- NJ accountants are advising clients to leave the state over high living costs, a survey shows.
- The NJ Society of Certified Public Accountants said businesses were also concerned about high taxes.
- People have fled high-tax states like New York, New Jersey, and California during the pandemic.
- See more stories on Insider’s business page.
Accountants in New Jersey are advising clients to leave the state because of its high living costs and corporate and property tax rates.
Seventy per cent of certified public accountants (CPAs) have advised individual clients to leave the state because of the high cost of living, according to a survey by the New Jersey Society of CPAs (NJCPA).
And 53% of respondents said they had advised New Jersey-based business clients to consider relocation because of the state’s higher cost of doing business.

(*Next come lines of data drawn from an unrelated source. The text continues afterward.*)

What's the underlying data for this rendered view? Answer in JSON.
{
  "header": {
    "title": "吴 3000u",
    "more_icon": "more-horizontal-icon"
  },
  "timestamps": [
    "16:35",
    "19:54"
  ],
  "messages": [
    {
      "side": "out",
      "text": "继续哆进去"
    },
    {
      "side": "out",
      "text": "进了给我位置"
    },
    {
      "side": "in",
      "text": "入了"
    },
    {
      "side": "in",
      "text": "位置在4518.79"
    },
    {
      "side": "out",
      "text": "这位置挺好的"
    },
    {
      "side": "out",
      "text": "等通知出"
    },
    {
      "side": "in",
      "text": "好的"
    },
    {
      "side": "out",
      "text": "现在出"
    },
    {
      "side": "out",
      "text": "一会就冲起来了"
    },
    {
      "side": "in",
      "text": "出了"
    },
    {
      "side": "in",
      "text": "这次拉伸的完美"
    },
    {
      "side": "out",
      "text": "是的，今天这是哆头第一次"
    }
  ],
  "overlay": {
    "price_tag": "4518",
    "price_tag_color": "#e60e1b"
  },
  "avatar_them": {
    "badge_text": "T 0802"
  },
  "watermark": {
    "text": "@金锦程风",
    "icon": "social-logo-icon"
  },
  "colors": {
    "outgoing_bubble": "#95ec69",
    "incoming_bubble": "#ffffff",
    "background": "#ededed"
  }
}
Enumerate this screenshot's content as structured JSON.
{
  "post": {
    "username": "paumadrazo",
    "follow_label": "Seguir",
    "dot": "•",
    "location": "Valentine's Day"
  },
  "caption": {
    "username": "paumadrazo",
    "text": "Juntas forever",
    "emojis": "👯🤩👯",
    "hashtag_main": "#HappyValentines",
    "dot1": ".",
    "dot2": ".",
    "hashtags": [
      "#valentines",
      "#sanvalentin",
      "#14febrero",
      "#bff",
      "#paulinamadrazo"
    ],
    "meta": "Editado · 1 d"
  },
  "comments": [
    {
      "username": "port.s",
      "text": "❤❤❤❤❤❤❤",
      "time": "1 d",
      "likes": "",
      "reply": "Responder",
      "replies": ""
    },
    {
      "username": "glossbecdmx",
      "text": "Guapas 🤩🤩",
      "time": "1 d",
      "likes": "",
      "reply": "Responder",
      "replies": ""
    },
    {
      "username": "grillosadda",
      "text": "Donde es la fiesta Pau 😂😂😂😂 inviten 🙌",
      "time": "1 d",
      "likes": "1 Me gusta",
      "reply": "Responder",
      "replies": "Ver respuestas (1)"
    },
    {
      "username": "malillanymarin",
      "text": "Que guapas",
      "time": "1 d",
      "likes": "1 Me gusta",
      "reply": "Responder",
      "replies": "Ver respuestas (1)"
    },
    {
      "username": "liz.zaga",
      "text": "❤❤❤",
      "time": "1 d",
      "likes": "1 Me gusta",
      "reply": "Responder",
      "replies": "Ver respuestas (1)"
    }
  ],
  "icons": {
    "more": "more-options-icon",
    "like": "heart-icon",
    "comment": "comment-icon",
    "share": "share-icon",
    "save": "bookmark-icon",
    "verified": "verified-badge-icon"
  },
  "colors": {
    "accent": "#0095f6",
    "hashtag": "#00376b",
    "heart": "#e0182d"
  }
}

New Jersey’s high property-tax and corporate-tax rates, lack of available skilled personnel, and regulatory requirements were top concerns for businesses, the CPAs said.
“The tax structure here is one of the highest in the country, if not the highest, and that certainly is a negative issue for individuals and for businesses,” NJCPA’s CEO, Ralph Thomas, told CNBC, who first reported on the survey.
New Jersey has the highest top corporate-tax rate at 10.5%, the highest average property-tax rate, and the worst business tax climate in the US, according to the Tax Foundation.
And New Jersey residents spend on average 12.2% of their income on state and local taxes, the Foundation said – the third-highest in the US.
Thomas told CNBC that many of the people and businesses leaving New Jersey were choosing states with lower taxes and living costs, including Delaware, Pennsylvania, Florida, North Carolina, South Carolina, Tennessee, and Texas.
“Tax hell” in New York and New Jersey has triggered mass migration to Florida, according to the Sunshine state’s CFO, who called the two Northeast states “financial train wrecks.”
But people fleeing high-tax states like New York, New Jersey, and California during the pandemic need to watch out for other surprise taxes, a tax advisor told Insider.
In the New Jersey survey, the CPAs were more optimistic about the national economic recovery from the pandemic than New Jersey’s.
Thirty-six per cent of CPAs said they thought the state’s economy would get worse for the rest of 2021 compared with the first five months, while 30% thought the national economy would get worse. And 35% said they thought New Jersey’s economic condition would improve, compared to 43% for the country.
The CPAs said state legislature should avoid excessive regulations and invest in infrastructure to retain businesses.